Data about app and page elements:
*** Block opens ***
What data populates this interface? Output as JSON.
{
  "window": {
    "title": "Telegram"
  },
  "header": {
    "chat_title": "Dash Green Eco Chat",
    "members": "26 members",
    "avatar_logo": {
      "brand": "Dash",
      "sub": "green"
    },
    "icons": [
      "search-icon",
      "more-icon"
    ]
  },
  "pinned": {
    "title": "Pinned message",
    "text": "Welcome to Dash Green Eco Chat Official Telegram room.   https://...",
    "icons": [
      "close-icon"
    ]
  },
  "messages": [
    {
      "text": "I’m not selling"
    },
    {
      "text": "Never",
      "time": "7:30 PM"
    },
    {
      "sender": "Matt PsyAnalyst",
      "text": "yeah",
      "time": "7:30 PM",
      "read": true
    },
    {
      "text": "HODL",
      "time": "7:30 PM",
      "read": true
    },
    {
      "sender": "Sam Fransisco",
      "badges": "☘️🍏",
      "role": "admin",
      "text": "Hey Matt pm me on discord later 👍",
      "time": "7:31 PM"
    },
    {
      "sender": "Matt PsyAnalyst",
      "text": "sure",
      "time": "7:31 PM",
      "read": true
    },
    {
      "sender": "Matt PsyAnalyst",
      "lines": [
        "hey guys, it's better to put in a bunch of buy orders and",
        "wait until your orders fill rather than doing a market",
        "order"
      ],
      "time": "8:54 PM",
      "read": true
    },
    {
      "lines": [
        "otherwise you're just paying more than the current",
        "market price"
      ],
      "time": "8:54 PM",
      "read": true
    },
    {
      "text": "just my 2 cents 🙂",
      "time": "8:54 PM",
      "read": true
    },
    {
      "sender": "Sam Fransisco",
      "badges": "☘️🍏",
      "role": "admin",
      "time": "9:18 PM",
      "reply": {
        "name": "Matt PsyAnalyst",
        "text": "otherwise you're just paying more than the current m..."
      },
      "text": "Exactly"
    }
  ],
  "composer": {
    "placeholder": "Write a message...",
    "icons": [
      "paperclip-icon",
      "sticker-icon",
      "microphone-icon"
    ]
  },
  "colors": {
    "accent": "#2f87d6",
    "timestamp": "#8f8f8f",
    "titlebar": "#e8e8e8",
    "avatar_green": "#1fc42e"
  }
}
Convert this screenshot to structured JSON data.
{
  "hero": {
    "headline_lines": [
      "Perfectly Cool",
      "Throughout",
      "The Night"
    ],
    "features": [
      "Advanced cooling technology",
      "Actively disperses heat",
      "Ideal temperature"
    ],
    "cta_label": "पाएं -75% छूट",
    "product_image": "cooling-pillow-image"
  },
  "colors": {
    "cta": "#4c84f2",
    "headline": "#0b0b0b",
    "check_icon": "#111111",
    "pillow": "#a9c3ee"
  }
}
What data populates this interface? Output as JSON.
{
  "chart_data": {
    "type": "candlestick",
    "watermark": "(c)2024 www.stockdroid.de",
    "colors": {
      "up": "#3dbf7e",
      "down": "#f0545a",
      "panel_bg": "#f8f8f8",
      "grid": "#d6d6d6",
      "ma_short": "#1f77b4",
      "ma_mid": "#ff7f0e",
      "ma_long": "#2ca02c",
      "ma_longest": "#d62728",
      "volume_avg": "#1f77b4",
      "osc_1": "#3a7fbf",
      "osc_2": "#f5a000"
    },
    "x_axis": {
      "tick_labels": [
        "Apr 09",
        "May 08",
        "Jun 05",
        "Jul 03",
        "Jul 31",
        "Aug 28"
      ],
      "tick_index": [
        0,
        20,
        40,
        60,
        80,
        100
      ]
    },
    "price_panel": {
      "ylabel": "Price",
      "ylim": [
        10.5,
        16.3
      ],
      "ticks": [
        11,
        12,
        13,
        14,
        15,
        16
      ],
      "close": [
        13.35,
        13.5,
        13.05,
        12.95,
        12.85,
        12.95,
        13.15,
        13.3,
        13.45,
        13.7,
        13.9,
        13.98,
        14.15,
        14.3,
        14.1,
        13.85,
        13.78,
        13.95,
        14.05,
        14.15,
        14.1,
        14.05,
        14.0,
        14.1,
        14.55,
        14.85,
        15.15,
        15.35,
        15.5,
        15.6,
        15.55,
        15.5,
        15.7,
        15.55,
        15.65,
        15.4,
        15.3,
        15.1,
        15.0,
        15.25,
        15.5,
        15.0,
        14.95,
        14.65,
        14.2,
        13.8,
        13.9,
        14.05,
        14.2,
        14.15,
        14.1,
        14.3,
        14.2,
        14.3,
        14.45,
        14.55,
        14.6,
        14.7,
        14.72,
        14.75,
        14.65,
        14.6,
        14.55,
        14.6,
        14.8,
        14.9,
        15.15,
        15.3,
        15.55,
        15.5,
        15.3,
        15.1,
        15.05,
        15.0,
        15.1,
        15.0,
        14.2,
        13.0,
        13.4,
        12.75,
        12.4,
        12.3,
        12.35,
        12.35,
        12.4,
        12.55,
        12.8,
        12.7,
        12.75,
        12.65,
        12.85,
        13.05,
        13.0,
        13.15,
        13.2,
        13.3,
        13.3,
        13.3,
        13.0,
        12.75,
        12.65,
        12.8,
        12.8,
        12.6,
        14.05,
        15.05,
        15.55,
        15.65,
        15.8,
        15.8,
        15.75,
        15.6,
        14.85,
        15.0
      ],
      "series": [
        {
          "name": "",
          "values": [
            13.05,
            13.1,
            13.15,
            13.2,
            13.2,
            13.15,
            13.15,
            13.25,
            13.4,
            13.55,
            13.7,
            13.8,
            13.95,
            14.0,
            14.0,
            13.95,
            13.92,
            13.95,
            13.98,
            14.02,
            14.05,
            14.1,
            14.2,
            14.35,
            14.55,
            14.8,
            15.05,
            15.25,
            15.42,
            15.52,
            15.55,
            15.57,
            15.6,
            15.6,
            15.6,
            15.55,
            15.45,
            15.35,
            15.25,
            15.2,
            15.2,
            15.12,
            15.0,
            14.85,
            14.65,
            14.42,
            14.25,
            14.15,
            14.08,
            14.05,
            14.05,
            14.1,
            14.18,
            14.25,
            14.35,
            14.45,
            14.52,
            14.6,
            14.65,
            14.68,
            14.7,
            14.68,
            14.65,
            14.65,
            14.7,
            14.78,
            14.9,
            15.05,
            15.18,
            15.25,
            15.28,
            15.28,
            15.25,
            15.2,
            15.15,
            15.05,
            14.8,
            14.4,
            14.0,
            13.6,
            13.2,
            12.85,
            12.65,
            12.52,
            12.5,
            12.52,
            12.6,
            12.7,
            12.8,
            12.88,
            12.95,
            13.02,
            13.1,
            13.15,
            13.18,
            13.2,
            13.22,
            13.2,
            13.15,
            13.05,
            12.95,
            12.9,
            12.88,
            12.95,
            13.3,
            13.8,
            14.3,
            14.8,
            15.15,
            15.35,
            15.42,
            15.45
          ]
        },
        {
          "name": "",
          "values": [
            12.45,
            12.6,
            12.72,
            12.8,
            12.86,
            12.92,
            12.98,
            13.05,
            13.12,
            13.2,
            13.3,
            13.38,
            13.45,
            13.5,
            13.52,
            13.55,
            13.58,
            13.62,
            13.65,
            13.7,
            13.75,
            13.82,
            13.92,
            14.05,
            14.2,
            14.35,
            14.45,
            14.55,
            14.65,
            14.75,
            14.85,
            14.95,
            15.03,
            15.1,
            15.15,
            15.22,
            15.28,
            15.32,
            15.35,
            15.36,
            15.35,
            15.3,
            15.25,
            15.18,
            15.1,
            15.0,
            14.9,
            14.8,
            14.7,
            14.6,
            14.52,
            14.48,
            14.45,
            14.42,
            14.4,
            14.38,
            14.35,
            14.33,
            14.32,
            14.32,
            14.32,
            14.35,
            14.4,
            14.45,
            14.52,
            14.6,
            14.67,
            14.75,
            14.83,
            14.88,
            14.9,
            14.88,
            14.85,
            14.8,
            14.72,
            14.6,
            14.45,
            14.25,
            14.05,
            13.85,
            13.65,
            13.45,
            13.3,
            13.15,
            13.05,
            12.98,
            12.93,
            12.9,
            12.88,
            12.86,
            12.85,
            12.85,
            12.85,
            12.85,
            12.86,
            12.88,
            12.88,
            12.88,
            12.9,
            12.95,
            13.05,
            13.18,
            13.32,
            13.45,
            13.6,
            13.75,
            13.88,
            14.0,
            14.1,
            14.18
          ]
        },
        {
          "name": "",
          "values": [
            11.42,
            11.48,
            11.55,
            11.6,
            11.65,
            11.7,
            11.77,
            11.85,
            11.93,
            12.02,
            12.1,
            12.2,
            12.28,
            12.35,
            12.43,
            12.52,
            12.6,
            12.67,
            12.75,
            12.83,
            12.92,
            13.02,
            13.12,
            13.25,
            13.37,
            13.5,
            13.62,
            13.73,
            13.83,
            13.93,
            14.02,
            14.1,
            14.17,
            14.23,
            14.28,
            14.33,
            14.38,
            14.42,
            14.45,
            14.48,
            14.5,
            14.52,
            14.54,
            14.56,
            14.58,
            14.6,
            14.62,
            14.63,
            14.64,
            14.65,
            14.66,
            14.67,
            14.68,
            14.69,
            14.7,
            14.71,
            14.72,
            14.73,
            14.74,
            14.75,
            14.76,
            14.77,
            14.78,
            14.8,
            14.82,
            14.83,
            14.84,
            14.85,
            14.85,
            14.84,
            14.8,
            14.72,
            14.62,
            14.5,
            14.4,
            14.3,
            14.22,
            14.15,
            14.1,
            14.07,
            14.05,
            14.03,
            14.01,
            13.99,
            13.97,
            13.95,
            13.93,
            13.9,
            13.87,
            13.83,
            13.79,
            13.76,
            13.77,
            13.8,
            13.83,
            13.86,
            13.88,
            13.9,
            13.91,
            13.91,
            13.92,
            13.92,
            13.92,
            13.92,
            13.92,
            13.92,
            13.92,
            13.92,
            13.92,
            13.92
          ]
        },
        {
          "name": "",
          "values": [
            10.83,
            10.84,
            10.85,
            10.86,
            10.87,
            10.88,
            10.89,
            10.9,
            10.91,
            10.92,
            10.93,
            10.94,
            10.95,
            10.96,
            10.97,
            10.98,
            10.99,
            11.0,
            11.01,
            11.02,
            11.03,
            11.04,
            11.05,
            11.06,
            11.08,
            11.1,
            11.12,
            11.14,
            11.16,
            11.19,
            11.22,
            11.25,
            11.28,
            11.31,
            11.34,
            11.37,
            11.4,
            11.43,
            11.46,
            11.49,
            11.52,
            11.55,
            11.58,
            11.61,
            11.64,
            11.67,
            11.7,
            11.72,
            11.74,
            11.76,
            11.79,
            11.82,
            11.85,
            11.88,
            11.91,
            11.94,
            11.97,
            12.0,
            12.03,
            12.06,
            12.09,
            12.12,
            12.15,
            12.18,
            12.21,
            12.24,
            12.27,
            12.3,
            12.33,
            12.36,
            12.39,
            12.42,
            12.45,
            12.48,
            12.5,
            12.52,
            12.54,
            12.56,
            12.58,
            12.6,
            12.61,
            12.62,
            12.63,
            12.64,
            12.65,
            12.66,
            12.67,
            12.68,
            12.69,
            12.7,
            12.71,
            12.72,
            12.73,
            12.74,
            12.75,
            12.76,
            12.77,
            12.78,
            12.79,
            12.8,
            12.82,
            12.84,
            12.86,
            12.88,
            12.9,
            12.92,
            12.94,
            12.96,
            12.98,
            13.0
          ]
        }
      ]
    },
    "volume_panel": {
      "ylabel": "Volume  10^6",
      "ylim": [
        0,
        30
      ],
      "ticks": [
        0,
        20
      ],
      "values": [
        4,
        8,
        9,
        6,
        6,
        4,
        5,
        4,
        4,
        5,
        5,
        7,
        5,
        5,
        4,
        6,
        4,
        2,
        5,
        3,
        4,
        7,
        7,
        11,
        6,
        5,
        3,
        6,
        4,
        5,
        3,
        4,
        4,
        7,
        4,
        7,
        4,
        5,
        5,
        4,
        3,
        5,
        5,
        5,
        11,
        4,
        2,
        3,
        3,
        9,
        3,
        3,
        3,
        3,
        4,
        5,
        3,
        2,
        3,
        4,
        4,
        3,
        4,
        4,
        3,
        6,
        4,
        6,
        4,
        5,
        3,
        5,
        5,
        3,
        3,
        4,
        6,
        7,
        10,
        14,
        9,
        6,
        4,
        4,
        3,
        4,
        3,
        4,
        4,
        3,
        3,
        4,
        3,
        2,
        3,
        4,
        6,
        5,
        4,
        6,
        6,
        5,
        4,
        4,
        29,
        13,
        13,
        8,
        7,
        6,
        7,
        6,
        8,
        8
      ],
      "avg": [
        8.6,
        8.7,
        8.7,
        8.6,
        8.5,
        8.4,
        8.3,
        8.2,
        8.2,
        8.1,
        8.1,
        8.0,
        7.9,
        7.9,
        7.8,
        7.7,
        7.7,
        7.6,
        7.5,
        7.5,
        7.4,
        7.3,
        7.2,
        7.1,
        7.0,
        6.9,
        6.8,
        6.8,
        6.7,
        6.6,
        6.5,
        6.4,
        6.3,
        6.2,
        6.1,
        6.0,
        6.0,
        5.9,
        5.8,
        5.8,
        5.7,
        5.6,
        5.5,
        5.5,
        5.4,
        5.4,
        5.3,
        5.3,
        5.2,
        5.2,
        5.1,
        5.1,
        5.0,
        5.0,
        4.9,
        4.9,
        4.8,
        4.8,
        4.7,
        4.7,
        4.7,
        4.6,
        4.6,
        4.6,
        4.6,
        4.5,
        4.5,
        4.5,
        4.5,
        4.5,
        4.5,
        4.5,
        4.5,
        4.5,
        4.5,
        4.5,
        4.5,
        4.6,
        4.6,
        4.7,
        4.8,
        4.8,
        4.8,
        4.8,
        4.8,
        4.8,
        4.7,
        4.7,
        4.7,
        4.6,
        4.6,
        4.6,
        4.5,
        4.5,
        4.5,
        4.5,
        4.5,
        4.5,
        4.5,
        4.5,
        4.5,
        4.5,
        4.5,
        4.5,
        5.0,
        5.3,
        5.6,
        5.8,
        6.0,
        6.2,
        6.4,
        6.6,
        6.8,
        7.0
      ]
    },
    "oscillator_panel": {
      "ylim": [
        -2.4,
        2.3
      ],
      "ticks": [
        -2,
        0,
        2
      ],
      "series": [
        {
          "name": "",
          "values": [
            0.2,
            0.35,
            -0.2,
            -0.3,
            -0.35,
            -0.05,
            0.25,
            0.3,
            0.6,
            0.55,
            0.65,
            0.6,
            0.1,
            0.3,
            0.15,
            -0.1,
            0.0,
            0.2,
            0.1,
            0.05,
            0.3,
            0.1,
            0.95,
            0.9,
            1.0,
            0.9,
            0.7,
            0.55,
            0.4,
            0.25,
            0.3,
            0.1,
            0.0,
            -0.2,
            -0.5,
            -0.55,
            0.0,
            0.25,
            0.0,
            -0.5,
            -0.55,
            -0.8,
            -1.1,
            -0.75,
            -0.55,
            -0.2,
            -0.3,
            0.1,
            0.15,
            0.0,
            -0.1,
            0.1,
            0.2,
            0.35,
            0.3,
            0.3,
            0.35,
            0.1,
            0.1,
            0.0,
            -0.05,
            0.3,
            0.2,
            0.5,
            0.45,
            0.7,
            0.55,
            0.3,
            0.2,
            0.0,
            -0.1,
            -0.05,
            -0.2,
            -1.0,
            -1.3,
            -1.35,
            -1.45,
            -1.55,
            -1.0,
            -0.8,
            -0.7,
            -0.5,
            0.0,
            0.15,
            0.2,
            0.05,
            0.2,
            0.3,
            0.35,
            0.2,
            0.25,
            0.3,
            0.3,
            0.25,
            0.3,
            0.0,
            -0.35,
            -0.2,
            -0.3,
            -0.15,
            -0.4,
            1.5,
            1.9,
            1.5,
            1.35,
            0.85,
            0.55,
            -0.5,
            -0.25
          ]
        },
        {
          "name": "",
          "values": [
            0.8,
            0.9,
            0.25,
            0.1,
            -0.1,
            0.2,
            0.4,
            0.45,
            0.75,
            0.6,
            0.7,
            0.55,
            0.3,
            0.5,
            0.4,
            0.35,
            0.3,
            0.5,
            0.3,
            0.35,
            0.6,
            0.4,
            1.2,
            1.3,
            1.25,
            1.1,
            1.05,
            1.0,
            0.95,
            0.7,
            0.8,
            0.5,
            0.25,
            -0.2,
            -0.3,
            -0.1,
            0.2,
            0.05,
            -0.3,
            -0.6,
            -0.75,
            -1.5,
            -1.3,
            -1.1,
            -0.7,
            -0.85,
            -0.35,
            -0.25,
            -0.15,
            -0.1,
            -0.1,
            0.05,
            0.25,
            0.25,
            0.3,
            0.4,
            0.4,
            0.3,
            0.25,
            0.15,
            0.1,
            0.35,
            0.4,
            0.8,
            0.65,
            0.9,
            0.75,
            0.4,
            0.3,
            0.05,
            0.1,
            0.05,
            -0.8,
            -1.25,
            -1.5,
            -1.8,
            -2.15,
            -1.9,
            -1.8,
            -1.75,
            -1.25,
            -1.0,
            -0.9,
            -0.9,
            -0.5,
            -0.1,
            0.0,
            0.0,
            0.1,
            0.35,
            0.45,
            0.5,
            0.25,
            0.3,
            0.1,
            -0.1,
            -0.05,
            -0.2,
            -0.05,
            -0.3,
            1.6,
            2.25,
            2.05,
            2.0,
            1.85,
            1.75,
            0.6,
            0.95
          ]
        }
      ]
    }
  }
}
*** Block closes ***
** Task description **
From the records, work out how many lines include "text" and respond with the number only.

** Answer **
10